SDM involves the individual with a disability (aka “decision-maker”) to select trusted advisors, such as friends, family members or even professionals, to serve as supporters. These supporters agree to help the decision-maker to understand, consider and navigate complex decisions. Ultimately, the individual with disabilities makes the final decision. This is an alternate model from that of guardianship, where an adult with a disability is deemed incapticated, and the court will appoint a guardian to act on behalf of the adult and make decisions for them. As a result, the adult with disability loses their rights.
“It is important these professionals know and understand the alternatives to guardianship, as SDM might not be a well-known option and instead of recommending guardianship, other options can be explored first,” said JFS Disability Liaison Amanda Thomas, Ph.D. “SDM is a nationally recognized process for assisting people with life choices, without removing an individual’s independence or self-determination. SDM will look different for everyone. We all have used SDM in one way or another for life decisions (like buying a house or a car).”
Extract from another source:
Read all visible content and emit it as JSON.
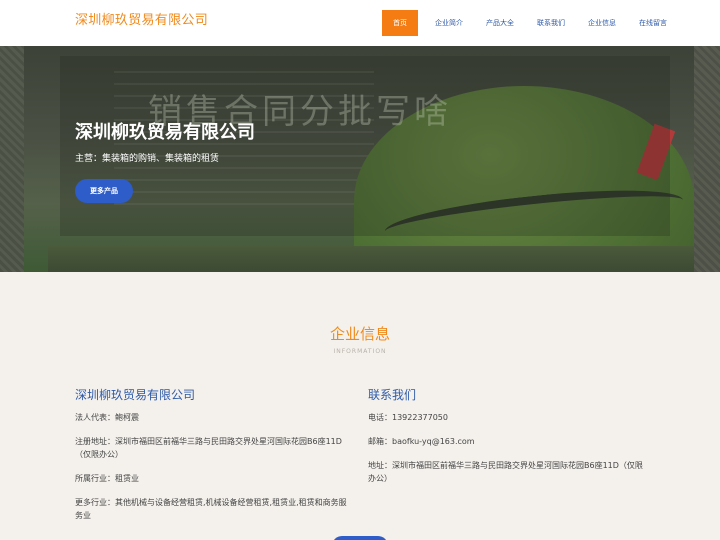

The Sept. 30 program is co-sponsored by JFS and Lehigh Valley Center of Independent Living (LVCIL), who have formed a partnership to educate, implement and advocate for SDM in the Lehigh Valley. Thomas is the program manager of LVCIL’s Adaptations group, which works with adults with disabilities. She joined the JFS staff this summer as their new disability liaison.
Thomas’s doctorate is in special education, and she has over 13 years of experience working with individuals with disabilities as a classroom teacher, adjunct professor, researcher and program manager. In addition to the SDM event, she is already beginning to look at the programming for next year’s JDAIM and to plan other initiatives on disability awareness, such as inclusive practices for clergy. She is also hoping to present a program in the future for adults with disabilities to help them understand SDM and their rights.
Learn more and register here.